Over de doorbaak van noodwoningen. De wederopbouw in Arnhem en Venlo, 1944-1946
Requiescant in pompa. Bourgondische vorstelijke uitvaartceremonies als symbolisch en ruimtelijk communicatiemiddel
Mobiliteit in Antwerpen tussen functionaliteit en leefbaarheid: visies en beleid
Arie van Steensel, Margo Buelens-Terryn, Hannelore Franck, Desiree Krikken, Alessandra De Mulder, Sanne Muurling, Bob Pierik, Sophie Rose, Charris De Smet, Mathijs Speecke, Sietske Van den Wyngaert
Stadsgeschiedenis in Belgische en Nederlandse historische tijdschriften (2017)
Rosa Kösters, On the breakthrough of emergency housing. Reconstruction in Arnhem and Venlo, 1944-1946
This article questions the traditional view on Dutch urban emergency homes after World War II. The small-scale, detailed analysis of emergency housing programs in the cities of Arnhem and Venlo exposes a multidimensional history of the phenomenon as it includes the perspectives of planners and local government officials. In general, the discourse on post-war reconstruction presents post-war emergency homes as a logical step in the breakthrough of the modern city with standardised, mass-produced dwellings. However, in Arnhem and Venlo a different reality existed: planners were initially not in favour of it and for local governments practicing with prefabrication was not important. Thereby the article discusses the problems that arise from the teleological tendencies in the historiography on post-war reconstruction and hopes to contribute to recent debates on new reconstruction perspectives.

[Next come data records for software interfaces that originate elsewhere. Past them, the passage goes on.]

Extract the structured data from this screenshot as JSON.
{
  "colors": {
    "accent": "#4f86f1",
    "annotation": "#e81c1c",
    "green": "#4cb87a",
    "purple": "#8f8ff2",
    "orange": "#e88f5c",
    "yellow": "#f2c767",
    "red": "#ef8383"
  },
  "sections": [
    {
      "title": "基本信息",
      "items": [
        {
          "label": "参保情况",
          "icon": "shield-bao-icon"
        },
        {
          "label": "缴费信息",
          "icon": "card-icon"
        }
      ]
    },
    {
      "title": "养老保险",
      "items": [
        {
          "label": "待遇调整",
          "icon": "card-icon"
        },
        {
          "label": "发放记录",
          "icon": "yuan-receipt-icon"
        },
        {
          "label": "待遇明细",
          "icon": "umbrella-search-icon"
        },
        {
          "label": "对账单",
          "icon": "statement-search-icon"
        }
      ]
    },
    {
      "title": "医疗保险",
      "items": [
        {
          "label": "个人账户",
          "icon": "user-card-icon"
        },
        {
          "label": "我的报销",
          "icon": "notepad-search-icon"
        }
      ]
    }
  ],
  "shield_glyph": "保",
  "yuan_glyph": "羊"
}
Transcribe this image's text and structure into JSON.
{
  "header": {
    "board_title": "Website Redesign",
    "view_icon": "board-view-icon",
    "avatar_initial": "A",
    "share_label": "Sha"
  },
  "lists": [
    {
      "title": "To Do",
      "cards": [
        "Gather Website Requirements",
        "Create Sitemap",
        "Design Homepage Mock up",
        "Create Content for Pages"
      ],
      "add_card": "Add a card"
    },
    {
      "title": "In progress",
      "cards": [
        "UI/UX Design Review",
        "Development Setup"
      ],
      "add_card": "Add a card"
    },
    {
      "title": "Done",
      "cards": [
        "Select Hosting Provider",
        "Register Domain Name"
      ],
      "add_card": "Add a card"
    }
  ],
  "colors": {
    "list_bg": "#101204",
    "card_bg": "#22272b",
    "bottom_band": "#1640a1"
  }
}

Bente Marschall, Requiescant in pompa. The ducal Burgundian funeral ceremonies as means of symbolic and spatial communication
After the deaths of the Burgundian dukes Philip the Bold (1404), Philip the Good (1467) and Philip the Fair (1506) several funeral ceremonies were organised in, amongst other towns, Dijon (1404), Bruges (1467) and Mechelen (1507). This article analyses these three ceremonies within the context of the so-called ‘Burgundian Theatre State’, and focusses on how the relations between the duke and the towns were formed and expressed in an urban spatial setting. It stresses that urban space was not simply ‘contested’ and that both the Burgundian-Habsburg dynasty and the urban elites had an interest in staging these ceremonies and used both the public space in the town and the sacral space of the churches to express their political message.
Vitaly Volkov, Mobility in Antwerp between functionalism and liveability: visions and policy
This article explores the policy towards transport and mobility in Antwerp (Belgium) in around 1970-1975. The main subjects studied are the creation of the first pedestrian zone and the construction of the underground light rail transport system, known as pre-metro. The article examines the contributions and interactions of the main actors: the Ministry of Transport, the city government and new social movements.
Moreover, the article examines the evolution of ideas concerning transport and mobility. The main conclusion is that during the seventies, the older functionalist vision of mobility, which focused on large-scale planning and technological efficiency, was gradually replaced by a more human-centered vision, which emphasized ‘soft’ values, such as liveability, and favored a small-scale approach.